Ice Camp Sargo
200 miles north of Prudhoe Bay, 73°04'30.6932", -146°18'35.3553". Drifting westward approx. 9 miles/day.
Conditions: -20F, 30 mph winds (Wind chill -50F)
John Viggato, United States Army, tested our Mouton Vest, Mouton Hat and Muff. John actually took quite a few pictures for us, but the camera did not survive the trip. The following are some of the comments John sent us, used with his permission. I love the “Drifting westward” detail. I’m not sure I could get comfortable knowing I was camping on top of the Arctic Ocean.
Mouton Jacket: "One of the warmest garments I’ve ever worn.

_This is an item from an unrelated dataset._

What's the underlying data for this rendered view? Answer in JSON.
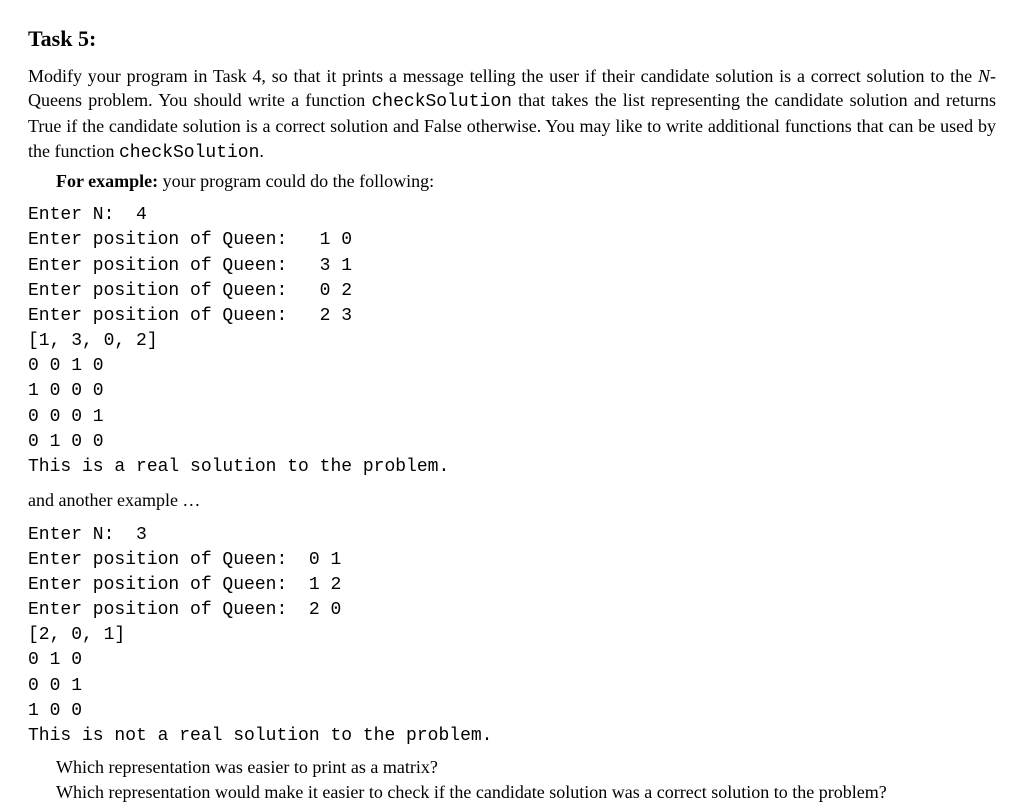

Comfortable and luxurious. Sized very well, and fit was perfect. Excellent wind protection for body area, and lofted layers kept personnel warm under all conditions. Go-to garment for fast warmup. Extended collar worked very well to sustain heat and kept facial area free from blowing snow while providing additional protection from biting winds. Mobility was never impeded, and no overheating occurred."
Muff: "Excellent wind and cold protection, very easy to use, and never in the way. Muff was utilized as hand and equipment warmer. Two chemical hand warmers were placed inside prior to departing shelter, and muff would sustain heat for the duration of the mission. Personnel were able to utilize in all weather conditions to quickly warm hands and to maintain suitable operating temperatures for sensor systems. Muff worked to warm hands faster and more effectively than arctic mittens. Strap was worn over neck/shoulders instead of around waist, similar to the traditional arctic mitten cord. Provided excellent wind protection as well."
Mouton Hat: "Lynx pattern was very well received by all personnel and multiple observers. Hat was warm on its own and could be layered over balaclava or other headgear for additional extreme cold protection. Headlamps fit well underneath the hat, but not over top."
Ralph in "North Pole." When this picture was taken, the temp was about -10F/-23C ... although nearby thermometers read both higher and lower.
Here I am wearing some pretty light WeatherWool ... I wore the same clothing all week ... indoors and out. I was testing an UltraLight TShirt that we hope to offer eventually. Over the TShirt I wore a FullWeight ShirtJac in LYNX Pattern. On bottom, MidWeight Pants in Solid Drab Color, without any longjohns. I also wore our Ball Cap in LYNX Pattern when I was outdoors. If I had been planning to spend any real time outdoors in these low temperatures, I would have dressed warmer. But what I did wear was perfect for making presentations indoors followed by short periods outside.
The extra-long sleeves of our ShirtJac let me pull my hands inside or leave them outside with just a shrug of the shoulders. This is much more convenient than gloves.
Thanks to Mike Hatch of Juneau for sending us a couple of pictures. It’s kind of amazing to think that you cannot reach the capital of Alaska by automobile. Great pictures with glacier in the background. Wool really wins fans when people try it in a humid cold such as the Alaska Coast. As a seafood guy, I really need to get to this part of the USA!
Chase Krone and his Brownie ... and our Failure! Chase Krone wore our MidWeight Pants on his Kodiak Island Brown Bear hunt. Chase had great success on his hunt (10'4" and 28-10/16) BUT the seams of the Pants split at the crotch.
This type of hunt is extremely physical and Chase actually also tore the crotch on a pair of King of the Mountain pants, on the same hunt. We will repair the KOM pants, and new size 40 WeatherWool Pants are on the way to Chase, replacing his size 36.
Pants take more abuse and more stress than jackets, and are more difficult to fit. Chase was wearing a belt, but our biggest problem with Pants has been guys wearing pants hanging low, without a belt, causing huge stress to the crotch when stretching out the legs. The size 40 should give Chase enough room to do a Russian Split. Maybe he'll find his next Brownie on Kamchatka. THANKS for working with us, Chase!! And THANKS for reporting the problem. We really need to know when things go wrong.